Due to its compact nature, thyme is a natural for the container garden. You can grow it in its own pot or combine it with other Mediterranean herbs such as Rosemary, Sage, and Basil.
Growing Thyme Indoors
Thyme is an easy herb to grow indoors. Its woody stems and low watering needs make it a low-maintenance addition to the kitchen garden. Thyme does require full sun to thrive, so give it a bright, south-facing window or supplemental light.
Propagation: Starting New Plants
You can start new plants from seed, cuttings, layering, or root division.
Health Benefits of Thyme
Thyme is known to have a wide range of medicinal benefits. The leaves have a strong flavor and are used in teas, oils, and other herbal remedies.
Whether you are cooking, making tea, or using it directly as a medicine, this herb is a good source of vitamin C and A. It also contains healthy amounts of copper, iron manganese, and a rich source of fiber.
The more common herbal remedies using thyme include improving digestion, relieving stress, lowering blood pressure, and increasing energy.

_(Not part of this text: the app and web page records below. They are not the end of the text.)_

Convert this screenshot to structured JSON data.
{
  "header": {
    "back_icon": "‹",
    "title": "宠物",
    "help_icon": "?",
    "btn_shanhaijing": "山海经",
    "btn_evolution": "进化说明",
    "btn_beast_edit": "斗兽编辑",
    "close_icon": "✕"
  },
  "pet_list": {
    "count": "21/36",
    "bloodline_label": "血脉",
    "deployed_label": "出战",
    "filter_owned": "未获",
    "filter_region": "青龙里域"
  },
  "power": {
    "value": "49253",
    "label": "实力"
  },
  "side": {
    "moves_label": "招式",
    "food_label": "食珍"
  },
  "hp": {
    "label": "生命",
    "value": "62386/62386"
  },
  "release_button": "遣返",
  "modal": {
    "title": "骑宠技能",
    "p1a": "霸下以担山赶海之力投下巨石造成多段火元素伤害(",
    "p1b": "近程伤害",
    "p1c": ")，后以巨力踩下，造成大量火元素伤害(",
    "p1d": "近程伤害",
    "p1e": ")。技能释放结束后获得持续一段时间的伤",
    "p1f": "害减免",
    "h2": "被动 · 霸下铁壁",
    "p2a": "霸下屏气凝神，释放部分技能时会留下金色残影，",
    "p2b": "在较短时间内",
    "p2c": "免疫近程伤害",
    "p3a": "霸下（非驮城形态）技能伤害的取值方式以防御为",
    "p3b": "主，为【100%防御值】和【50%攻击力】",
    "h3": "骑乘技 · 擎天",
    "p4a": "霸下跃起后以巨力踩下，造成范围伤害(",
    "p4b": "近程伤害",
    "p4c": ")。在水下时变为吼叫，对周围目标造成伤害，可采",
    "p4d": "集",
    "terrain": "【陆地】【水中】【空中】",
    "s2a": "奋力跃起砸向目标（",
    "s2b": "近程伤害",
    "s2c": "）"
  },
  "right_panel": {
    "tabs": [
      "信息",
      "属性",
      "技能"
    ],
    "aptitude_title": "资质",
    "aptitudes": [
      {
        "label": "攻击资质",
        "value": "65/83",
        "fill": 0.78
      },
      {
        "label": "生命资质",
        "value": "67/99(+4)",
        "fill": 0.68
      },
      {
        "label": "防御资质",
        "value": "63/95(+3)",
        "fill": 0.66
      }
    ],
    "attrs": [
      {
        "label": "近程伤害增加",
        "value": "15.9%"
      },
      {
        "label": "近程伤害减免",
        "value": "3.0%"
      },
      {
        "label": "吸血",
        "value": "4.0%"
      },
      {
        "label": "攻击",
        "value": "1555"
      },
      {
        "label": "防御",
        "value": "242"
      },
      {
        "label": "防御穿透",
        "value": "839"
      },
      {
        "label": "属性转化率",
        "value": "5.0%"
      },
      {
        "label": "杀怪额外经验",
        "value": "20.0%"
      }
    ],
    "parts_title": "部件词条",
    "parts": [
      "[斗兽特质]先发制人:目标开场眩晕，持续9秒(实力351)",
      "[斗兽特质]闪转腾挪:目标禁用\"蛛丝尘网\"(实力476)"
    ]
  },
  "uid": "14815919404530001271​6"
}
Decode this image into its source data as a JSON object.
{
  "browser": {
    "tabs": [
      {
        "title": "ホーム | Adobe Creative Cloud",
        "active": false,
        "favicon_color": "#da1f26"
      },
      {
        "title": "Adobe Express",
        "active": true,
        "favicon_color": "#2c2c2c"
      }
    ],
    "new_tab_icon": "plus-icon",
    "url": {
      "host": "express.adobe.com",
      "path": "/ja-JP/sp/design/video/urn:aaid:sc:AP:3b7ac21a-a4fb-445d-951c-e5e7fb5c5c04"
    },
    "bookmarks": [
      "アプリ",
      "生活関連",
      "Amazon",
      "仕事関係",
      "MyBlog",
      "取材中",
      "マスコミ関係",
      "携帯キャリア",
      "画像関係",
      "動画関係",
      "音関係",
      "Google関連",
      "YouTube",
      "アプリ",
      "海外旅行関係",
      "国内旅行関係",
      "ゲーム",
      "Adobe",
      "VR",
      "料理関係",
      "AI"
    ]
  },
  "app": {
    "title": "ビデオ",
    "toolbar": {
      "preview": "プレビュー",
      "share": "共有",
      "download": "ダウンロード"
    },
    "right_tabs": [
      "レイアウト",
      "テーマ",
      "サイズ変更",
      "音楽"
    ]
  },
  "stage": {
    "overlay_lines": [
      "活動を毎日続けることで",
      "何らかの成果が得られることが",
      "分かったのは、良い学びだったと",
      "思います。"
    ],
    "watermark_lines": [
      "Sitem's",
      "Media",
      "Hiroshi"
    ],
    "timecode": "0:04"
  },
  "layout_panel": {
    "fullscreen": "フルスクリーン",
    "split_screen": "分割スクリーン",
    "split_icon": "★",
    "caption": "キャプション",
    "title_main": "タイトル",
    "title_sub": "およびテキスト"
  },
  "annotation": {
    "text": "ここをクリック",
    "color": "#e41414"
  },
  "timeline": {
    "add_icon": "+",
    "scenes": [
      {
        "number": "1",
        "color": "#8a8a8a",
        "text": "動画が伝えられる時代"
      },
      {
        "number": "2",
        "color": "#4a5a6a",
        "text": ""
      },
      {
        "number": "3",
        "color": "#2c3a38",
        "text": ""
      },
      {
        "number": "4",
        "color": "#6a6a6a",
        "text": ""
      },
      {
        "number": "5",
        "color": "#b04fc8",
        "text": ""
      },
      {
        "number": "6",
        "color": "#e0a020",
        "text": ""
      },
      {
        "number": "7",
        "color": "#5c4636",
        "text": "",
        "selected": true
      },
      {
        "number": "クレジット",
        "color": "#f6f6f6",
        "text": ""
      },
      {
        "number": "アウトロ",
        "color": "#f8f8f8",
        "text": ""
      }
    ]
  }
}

The oil in thyme has been shown to be effective against bacterial infections, making it a great herb for treating colds and the flu. You can use it in various forms, such as teas, ointments, or salves.
Thyme: Its Origin and Uses in History
Many cultures have used the thyme plant for culinary, medicinal, and religious purposes.
- The ancient Egyptians used it in the embalming process for their mummification.
- The ancient Greeks used thyme to scent their baths and freshen their homes as incense.
- The Romans were really the ones to introduce thyme to our palates. Due to its beautiful aroma and flavor, they added it as a flavoring for cheese and liqueurs.
- The Romans then, introduced it to Europe, where it was used for food preservation and flavor dishes.
To this day, thyme is used in a wide range of dishes, including game, fish, poultry, and eggs. In addition, it is used to flavor sauces, soups, and stews.
Cooking With The Herb Thyme
Thyme is part of the mint genus and is cousins with oregano. No wonder they complement each other so well when combined.
In Mediterranean dishes, thyme is one of the most important herbs and blends beautifully with tomato, garlic, and olives used throughout the recipes of the region. Thyme gives soups and stews a savory, rich flavor that enhances the taste of beef, lamb, and other strong game meats.
Other culinary uses of thyme include adding flavor to vegetables, eggs, and creamy sauces such as the Bearnaise sauce. It is a very versatile herb and can be used fresh or dried.
Thyme is a hardy, perennial herb that is easy to grow and a favorite to include in our food gardens. Its hardy and pest-resistant nature makes it an excellent choice for gardeners of all skill levels.
Not only does it make a good companion plant, but it also has many health benefits, from tummy-settling teas to thyme-infused oils. This versatile herb will adapt well to any garden style and deserves a starring role in the home herb garden.